University of Massachusetts Boston, Interfaith Center

Hospitality has been a large part of the culture of the UMass Boston Interfaith Campus Ministry.

The first space dedicated to campus ministry on the University of Massachusetts-Boston campus was in the Healey Library. This space was set-up with cubicles for campus ministers and chaplains. Sister Sarah Small, an American Baptist lay person, had planted the ecumenical Christian ministry at UMass Boston with Rev. Jack Hornfeldt in 1974. They were joined by chaplains from the Catholic Archdiocese of Boston, the Greek Orthodox tradition, and the Jewish tradition.

It was difficult for the chaplains to perform all of the services needed in their small space. Mrs. Small and Father James Rafferty were given permission to look for a new space. They discovered the current space off the upper level of the Ryan Lounge on the third floor of McCormack Hall.  The university underwrote a fundraiser led by the chaplains to fund renovations. With a new wall filled with glass windows and blue curtains, two new offices, and white oak pews and furniture donated from a convent sanctuary that was blessed and placed into service, the new sanctuary came to life. It was just down the hall from a cafeteria which made gathering students for programming even easier.

Over the years a large rug for the space was donated by a Catholic Campus Minister layperson, Dr. Aldona Lingertat, Ph.D., for the Muslim students’ prayer. Later on, ten small rugs were donated by Catholic Campus Minister layperson Maggie Cahill. Other additions and changes came: folding chairs, and an adjustable table for group study, group discussions, celebration hospitality, and a place to display a focal point for meditation. In 2015, the Center received several religious items including the multi-colored glass dove of peace and the prayer-encouraging carved statue from the Sherborn Peace Abby through founder Lewis M. Randa.

More recently, students requested a more flexible space that met the needs for worship and meditation that happens at floor level. Architects were hired and the Student Government and university financed the changes.

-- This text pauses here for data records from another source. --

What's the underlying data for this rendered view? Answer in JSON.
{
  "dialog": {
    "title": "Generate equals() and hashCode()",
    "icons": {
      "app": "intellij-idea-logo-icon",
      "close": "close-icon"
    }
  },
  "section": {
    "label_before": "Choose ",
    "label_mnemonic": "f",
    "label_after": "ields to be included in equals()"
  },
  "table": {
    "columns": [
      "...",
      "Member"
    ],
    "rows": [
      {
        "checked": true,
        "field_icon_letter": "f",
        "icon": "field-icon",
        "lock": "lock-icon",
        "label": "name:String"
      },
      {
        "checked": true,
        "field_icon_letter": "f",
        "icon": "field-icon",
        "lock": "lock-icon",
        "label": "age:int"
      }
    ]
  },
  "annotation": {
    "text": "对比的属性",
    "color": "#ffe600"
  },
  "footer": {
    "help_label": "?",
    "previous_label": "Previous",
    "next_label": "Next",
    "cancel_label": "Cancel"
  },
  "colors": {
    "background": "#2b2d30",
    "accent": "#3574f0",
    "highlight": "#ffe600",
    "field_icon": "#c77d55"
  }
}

Stackable chairs, new cabinets, more new blinds on the windows, new curtains at the front frieze, a large monitor with computer connections and wall mounted speakers improved the use of the sanctuary for this multicultural, multi-faith generation. The sanctuary was re-dedicated on Wednesday, May 20, 2015 with votives and community shared prayers, blessings and hopes.

In 2015 the Muslim community also gained a new larger and more permanent space for prayer. An office on the fourth floor of McCormack Hall had been a space for prayer for many years but the community had outgrown it. With partitions and an university-wide agreement, the Muslim prayer space adjacent to the ICM Sanctuary was established.  On Fridays the spaces open up to accommodate all who gather for prayer.

The sacred spaces serve the community well. “We always hope that those who enter in find welcome, hospitality, and the peaceful, embracing energy” reflected Adrienne Berry-Burton, campus chaplain.